- an Ordinary Power of Attorney which gives someone the power to make decisions and take actions on your behalf whilst you still have mental capacity. The power under this type can be limited or restricted to those areas that you choose.
- A Lasting Power of Attorney (LPA) which is still valid after the person giving it loses their mental capacity. Great care therefore needs to be exercised when giving an LPA.
There are two types of LPA:
- Property and Financial Affairs LPA – this is generally used to give the attorney (the person appointed under the LPA) the power to make decisions on such matters as paying bills, managing bank accounts and handling property matters.
- Personal Welfare LPA – this can only be used once the person granting the LPA becomes mentally incapable. It is used to cover healthcare and personal welfare and allows the attorney to make decisions on where the donor lives and what medical treatment they receive.
It is worth using a solicitor to help set up an LPA. The LPA must be registered with the Office of the Public Guardian before it can be used. If you wish to do it yourself further information and the forms can be downloaded here.
Creating a log of useful information
If the first spouse or civil partner passed part or all of their estate to the surviving spouse then there is a good chance that on the death of the second spouse or civil partner there will be additional allowances available to the estate. As noted in the Tax tab on this site, the completion of form IHT402 can be difficult without all of the information and copies of the death certificate, will and grant of probate for the first spouse or civil partner. In addition, it may be more difficult to find dates and venues of the marriage or civil partnership.
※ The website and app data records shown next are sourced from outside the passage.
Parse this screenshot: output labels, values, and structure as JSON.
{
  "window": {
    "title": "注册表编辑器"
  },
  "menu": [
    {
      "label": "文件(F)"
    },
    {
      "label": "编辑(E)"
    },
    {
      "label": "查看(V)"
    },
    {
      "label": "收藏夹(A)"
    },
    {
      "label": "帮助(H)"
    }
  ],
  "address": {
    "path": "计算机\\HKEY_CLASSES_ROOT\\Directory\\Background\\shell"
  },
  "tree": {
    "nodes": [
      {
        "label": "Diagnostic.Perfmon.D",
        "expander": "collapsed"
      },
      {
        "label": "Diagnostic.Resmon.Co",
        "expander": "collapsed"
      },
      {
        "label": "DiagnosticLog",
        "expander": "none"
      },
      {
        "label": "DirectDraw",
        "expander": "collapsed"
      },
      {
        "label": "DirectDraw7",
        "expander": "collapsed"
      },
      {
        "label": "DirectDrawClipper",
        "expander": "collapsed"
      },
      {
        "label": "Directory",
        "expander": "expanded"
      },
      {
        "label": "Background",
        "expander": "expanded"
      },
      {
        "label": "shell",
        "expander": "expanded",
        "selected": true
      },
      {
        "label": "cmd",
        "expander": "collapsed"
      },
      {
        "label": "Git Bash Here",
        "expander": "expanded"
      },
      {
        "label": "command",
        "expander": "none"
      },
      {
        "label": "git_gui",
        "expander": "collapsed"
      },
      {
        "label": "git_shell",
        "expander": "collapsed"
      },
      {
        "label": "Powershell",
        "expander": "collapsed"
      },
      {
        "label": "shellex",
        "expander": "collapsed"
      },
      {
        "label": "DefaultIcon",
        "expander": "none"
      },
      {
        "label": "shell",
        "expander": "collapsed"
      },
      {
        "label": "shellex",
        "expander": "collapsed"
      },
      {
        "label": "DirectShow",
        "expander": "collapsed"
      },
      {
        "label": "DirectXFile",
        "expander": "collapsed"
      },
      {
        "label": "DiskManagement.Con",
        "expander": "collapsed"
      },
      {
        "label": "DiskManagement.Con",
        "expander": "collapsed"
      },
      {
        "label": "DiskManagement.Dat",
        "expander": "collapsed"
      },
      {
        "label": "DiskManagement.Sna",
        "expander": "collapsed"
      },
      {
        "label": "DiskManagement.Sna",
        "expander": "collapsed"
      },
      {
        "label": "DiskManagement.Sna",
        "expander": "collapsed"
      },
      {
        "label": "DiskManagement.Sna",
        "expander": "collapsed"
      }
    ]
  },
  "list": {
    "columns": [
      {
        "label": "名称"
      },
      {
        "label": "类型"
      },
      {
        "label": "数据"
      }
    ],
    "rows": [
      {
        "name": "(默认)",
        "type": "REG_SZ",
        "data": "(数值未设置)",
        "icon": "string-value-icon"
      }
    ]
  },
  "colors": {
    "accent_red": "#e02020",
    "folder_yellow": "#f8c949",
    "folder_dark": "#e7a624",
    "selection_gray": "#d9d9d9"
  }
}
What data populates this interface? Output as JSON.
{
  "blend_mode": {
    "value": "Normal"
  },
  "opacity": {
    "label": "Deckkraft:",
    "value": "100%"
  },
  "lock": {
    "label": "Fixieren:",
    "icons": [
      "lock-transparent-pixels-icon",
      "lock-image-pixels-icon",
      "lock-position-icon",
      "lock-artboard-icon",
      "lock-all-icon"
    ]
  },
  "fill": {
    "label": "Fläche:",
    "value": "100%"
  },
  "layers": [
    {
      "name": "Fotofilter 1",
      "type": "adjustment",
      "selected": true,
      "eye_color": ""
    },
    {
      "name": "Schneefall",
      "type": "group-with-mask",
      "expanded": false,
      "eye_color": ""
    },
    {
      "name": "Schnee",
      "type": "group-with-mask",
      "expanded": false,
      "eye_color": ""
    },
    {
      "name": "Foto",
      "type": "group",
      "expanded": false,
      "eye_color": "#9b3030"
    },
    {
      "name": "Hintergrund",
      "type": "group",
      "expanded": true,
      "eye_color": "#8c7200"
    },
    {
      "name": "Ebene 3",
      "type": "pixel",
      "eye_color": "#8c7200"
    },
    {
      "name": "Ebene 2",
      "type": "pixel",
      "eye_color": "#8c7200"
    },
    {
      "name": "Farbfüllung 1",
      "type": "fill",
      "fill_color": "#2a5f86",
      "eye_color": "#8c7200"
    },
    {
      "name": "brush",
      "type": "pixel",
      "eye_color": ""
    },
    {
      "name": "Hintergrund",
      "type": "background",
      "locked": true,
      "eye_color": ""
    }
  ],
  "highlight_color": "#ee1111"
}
It therefore makes sense to prepare such information and keep it safe together with the will of the surviving spouse or civil partner and to let relatives and/or executors know that it has been done and where it can be found. For further information see the blogs.